FRISCO, Texas – DeMarcus Lawrence returned from a 10-game stint on injured reserve last Thursday against the Saints.
Randy Gregory started his 21-day IR practice window Wednesday with the possibility of returning to the lineup as early as this Sunday at Washington.
And Micah Parsons has been the constant force for all 12 games, emerging as the NFL's most dynamic rookie defensive player.
Finally, the Cowboys' top three pass rushers are back together on the field -- just in time for the critical December stretch run.
"It's scary. The three-headed monster, you could say," Parsons said. "It's going to be exciting to all play together, but I think that's the great part about having a good practice week. You've got an opportunity to learn how to all play with each other.
"We played with each other one time all year, so all week in practice and early on in practice, just kind of worked on timing and things like that, just to kind get back to used to being around each other. Once we get that stuff down, I think we're going to be really good."
Parsons is right. He, Gregory and Lawrence have barely played together this season -- only 28 snaps, all in the opener against Tampa Bay, according to defensive coordinator Dan Quinn.
Lawrence broke his foot during a practice drill in Week 2 and missed the next 10 games following surgery. Gregory (5.0 sacks in seven games) sat out Week 2 at the Chargers because of COVID protocols and has been on IR with a calf injury the past three games.
In their absence, Parsons has brought stability to the pass rush as a part-time defensive end, part-time linebacker. His team-best 10 sacks are tied for eighth in the NFL and fast approaching Jevon Kearse's NFL rookie record.
"I'll certainly be looking forward to getting Randy and Micah and Law all together," Quinn said Monday. "I think if you had told me the three of those would have been together on the field for only 28 snaps heading into whatever it is, Week 14, that's not going to go good. But at the end of it, having guys play multiple roles and doing different things, I think that only adds value to what you're doing. We'll continue to add to the package with those guys."
Defensive tackle Neville Gallimore is also close to returning from an elbow dislocation that sidelined him all 12 games. And defensive tackle Trysten Hill is back from a one-game NFL suspension.
A full-strength defensive line will make everyone's individual jobs easier.
"When you have five dominant rushers up front, it's hard to send chips, it's hard to slide the whole line," said Lawrence, who was productive in 37 snaps against the Saints. "Now it's basically five up protection – one-on-ones. That's where I'm most comfortable at, with the one-one-ones. Because in all honesty I feel like no man in this world can beat me one-on-one, and that's how I approach life. Having those guys out there, man, it's a blessing to me – but also, having me out there is a blessing to them."
Where everybody lines up in Quinn's system remains to seen. The key, Parsons said, is practice time together, learning each other's strengths and figuring out the best way to defend the upcoming quarterbacks on the schedule, starting with Washington's Taylor Heinicke.

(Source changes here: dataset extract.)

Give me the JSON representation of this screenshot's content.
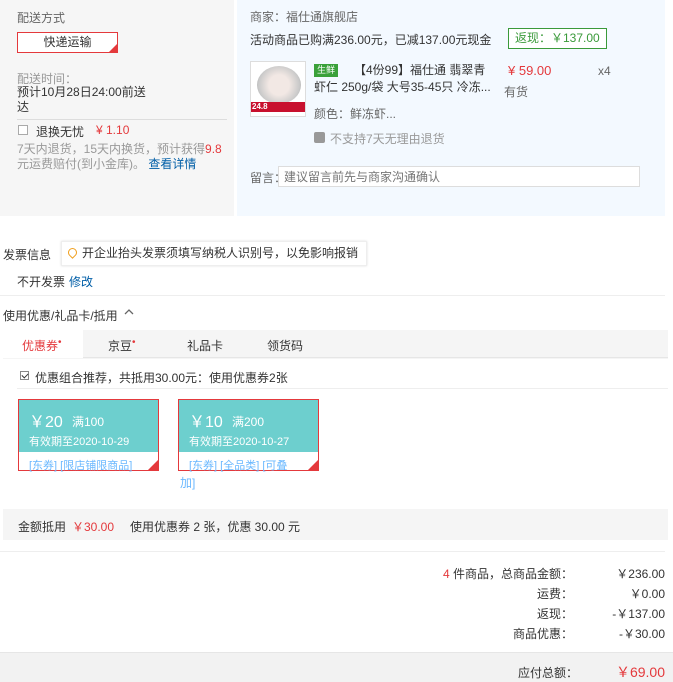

"Everybody's been excited about it, but at the end of the day you've got to work at it," Parsons said. "You've got to learn how to fit us all in at the same time and you've got to figure out how we're going to play and how we're going to create those challenges and mismatches."
"We've just got to find those details to make the offense think and work. We've just got to get the job done."